Int J Biol Sci 2010; 6(1):107-115. doi:10.7150/ijbs.6.107 This issue
1. Molecular Population Genetics Group, Temasek Life Sciences Laboratory, 1 Research Link, National University of Singapore, 117604 Republic of Singapore
2. Aquaculture Division, E-Institute of Shanghai Universities, College of Aquatic Life Sciences and Technology, Shanghai Ocean University, Shanghai 201306, China
3. College of Animal Science and Technology, Nanjing Agriculture University, Nanjing, China
Reproductive strategy is a central feature of the ecology of invasive species as it determines the potential for population increase and range expansion. The red swamp crayfish, Procambarus clarkii, has invaded many countries and caused serious problems in freshwater ecosystems. However, little is known about the effects of environmental conditions on crayfish paternity and offspring traits in the wild. We studied these reproductive characteristics of P. clarkii in wild populations from two different habitats (ponds and ditches) in three locations with different environmental conditions in China. Genotyping of 1,436 offspring and 30 mothers of 30 broods was conducted by using four microsatellites. An analysis of genotyping results revealed that gravid females were the exclusive mother of the progeny they tended. Twenty-nine of 30 mothers had mated with multiple (2-4) males, each of which contributed differently to the number of offspring in a brood. The average number of fathers per brood and the number of offspring per brood were similar (P > 0.05) among six sampling sites, indicating that in P. clarkii multiple paternity and offspring number per brood are independent of environmental conditions studied. Indirect benefits from increasing the genetic diversity of broods, male and sperm competition, and cryptic female choice are a possible explanation for the high level multiple paternity and different contribution of fathers to offspring in this species.

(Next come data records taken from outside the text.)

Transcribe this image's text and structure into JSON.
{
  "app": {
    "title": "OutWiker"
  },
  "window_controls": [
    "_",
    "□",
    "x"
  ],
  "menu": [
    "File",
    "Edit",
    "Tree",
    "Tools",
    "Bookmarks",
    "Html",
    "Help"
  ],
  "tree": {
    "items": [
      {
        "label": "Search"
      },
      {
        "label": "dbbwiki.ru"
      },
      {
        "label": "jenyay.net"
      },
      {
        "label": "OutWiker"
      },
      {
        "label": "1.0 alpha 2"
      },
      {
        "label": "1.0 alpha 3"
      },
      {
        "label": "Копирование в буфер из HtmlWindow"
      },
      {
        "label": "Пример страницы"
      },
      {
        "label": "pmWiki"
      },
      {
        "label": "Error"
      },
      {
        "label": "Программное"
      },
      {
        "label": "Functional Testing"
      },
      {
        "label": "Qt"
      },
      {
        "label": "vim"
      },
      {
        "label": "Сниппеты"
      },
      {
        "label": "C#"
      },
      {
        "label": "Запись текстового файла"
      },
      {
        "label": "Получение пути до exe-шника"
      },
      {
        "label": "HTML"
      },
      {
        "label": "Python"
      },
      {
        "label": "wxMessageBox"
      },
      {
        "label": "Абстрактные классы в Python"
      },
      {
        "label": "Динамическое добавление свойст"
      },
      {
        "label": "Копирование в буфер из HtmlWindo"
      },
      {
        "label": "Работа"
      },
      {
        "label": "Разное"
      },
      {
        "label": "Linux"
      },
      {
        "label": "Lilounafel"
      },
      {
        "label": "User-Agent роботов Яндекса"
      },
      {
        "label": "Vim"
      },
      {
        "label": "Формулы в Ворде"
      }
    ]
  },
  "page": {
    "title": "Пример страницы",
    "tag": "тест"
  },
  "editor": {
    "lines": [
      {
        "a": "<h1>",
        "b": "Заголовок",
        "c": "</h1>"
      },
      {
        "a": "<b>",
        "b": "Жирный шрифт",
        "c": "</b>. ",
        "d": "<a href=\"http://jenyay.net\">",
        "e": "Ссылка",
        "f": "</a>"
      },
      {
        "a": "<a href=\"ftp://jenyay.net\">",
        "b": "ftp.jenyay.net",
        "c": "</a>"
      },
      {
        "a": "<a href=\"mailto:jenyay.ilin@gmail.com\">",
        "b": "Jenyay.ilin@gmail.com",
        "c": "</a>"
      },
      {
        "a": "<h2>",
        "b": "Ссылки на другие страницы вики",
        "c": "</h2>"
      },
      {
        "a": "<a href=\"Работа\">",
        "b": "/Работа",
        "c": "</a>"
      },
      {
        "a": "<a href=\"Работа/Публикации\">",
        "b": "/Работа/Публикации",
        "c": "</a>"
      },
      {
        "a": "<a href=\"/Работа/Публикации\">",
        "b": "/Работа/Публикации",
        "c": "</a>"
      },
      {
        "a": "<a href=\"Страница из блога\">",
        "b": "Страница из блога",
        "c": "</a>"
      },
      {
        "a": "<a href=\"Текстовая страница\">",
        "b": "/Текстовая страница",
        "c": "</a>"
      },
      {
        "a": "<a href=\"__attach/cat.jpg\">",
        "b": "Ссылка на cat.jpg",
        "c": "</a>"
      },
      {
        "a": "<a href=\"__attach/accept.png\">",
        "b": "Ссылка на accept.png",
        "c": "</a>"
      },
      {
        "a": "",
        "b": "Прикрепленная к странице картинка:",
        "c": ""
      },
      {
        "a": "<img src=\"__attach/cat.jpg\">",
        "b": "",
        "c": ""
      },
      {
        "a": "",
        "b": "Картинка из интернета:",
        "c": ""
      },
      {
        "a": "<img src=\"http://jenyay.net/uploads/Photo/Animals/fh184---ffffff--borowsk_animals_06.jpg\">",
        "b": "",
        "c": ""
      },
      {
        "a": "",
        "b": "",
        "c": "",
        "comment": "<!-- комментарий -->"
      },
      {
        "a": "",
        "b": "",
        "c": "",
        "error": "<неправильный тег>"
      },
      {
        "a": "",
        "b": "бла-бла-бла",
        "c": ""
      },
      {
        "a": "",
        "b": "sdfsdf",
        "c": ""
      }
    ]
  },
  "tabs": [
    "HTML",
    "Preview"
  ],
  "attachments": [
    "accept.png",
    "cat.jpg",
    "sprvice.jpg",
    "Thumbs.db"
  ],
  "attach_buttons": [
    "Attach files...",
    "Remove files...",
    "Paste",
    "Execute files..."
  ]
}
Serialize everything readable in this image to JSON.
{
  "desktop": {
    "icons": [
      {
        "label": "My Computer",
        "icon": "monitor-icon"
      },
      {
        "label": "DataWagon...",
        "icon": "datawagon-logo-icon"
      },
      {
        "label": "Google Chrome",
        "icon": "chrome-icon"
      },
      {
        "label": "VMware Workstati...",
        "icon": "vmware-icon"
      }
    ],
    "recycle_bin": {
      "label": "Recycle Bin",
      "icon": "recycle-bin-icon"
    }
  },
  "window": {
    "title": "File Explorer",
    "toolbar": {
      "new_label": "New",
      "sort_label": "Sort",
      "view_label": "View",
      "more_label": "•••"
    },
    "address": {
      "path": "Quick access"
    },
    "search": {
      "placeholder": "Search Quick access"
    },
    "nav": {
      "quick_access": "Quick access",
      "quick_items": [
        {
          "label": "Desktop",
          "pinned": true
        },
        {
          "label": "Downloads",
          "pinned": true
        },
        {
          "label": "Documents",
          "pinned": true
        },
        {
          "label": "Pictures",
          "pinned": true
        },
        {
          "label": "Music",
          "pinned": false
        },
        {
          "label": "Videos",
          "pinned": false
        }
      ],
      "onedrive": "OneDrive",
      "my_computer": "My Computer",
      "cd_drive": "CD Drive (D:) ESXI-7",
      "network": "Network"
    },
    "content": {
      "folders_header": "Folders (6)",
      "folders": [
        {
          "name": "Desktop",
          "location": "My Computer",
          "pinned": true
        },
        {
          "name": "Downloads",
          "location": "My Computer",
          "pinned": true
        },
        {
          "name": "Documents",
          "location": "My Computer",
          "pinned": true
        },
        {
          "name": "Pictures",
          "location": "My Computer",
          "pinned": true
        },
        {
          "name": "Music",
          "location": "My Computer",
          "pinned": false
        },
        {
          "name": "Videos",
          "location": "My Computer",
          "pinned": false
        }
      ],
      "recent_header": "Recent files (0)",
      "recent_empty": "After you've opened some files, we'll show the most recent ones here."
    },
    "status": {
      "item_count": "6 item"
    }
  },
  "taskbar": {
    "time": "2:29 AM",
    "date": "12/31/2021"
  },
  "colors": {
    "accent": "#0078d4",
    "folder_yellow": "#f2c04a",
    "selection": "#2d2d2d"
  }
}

Keywords: Decapod, allochthonous species, microsatellite, mating system, multiple paternity Running title: Multiple paternity in red swamp crayfish